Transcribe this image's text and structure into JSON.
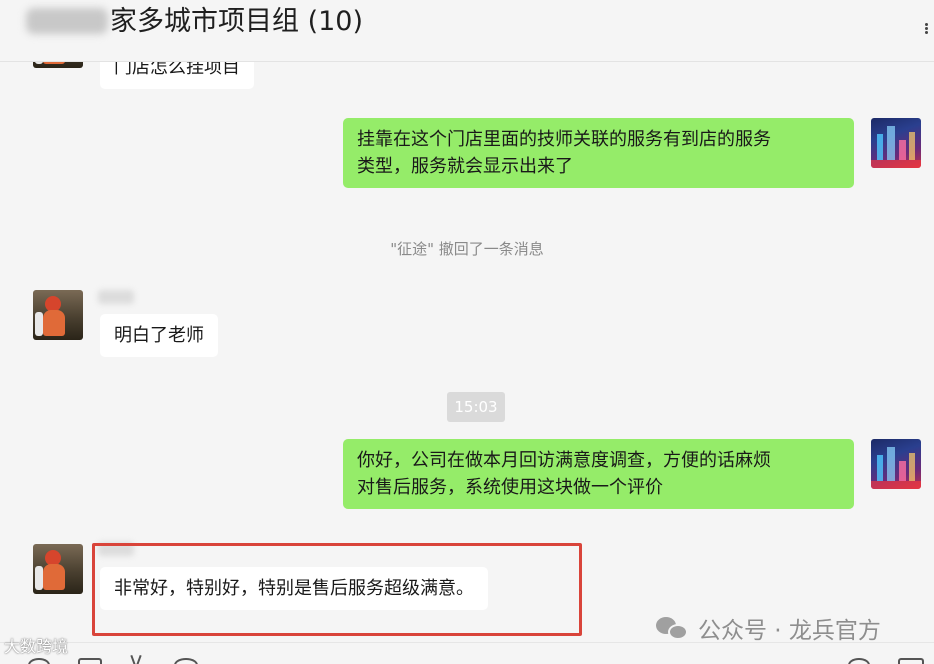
{
  "header": {
    "title_visible": "家多城市项目组 (10)"
  },
  "messages": {
    "m1_text": "门店怎么挂项目",
    "m2_text_line1": "挂靠在这个门店里面的技师关联的服务有到店的服务",
    "m2_text_line2": "类型，服务就会显示出来了",
    "recall_note": "\"征途\" 撤回了一条消息",
    "m3_text": "明白了老师",
    "time": "15:03",
    "m4_text_line1": "你好，公司在做本月回访满意度调查，方便的话麻烦",
    "m4_text_line2": "对售后服务，系统使用这块做一个评价",
    "m5_text": "非常好，特别好，特别是售后服务超级满意。"
  },
  "watermark": {
    "text": "公众号 · 龙兵官方"
  },
  "corner_watermark": {
    "text": "大数跨境"
  },
  "icons": [
    "more-icon",
    "emoji-icon",
    "folder-icon",
    "scissors-icon",
    "chat-icon",
    "phone-icon",
    "video-icon",
    "wechat-icon"
  ],
  "colors": {
    "background": "#f5f5f5",
    "self_bubble": "#95ec69",
    "other_bubble": "#ffffff",
    "highlight_border": "#d9443a"
  }
}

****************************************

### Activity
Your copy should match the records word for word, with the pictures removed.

### Task answer
Transcribe this image's text and structure into JSON.
{
  "header": {
    "title_visible": "家多城市项目组 (10)"
  },
  "messages": {
    "m1_text": "门店怎么挂项目",
    "m2_text_line1": "挂靠在这个门店里面的技师关联的服务有到店的服务",
    "m2_text_line2": "类型，服务就会显示出来了",
    "recall_note": "\"征途\" 撤回了一条消息",
    "m3_text": "明白了老师",
    "time": "15:03",
    "m4_text_line1": "你好，公司在做本月回访满意度调查，方便的话麻烦",
    "m4_text_line2": "对售后服务，系统使用这块做一个评价",
    "m5_text": "非常好，特别好，特别是售后服务超级满意。"
  },
  "watermark": {
    "text": "公众号 · 龙兵官方"
  },
  "corner_watermark": {
    "text": "大数跨境"
  },
  "icons": [
    "more-icon",
    "emoji-icon",
    "folder-icon",
    "scissors-icon",
    "chat-icon",
    "phone-icon",
    "video-icon",
    "wechat-icon"
  ],
  "colors": {
    "background": "#f5f5f5",
    "self_bubble": "#95ec69",
    "other_bubble": "#ffffff",
    "highlight_border": "#d9443a"
  }
}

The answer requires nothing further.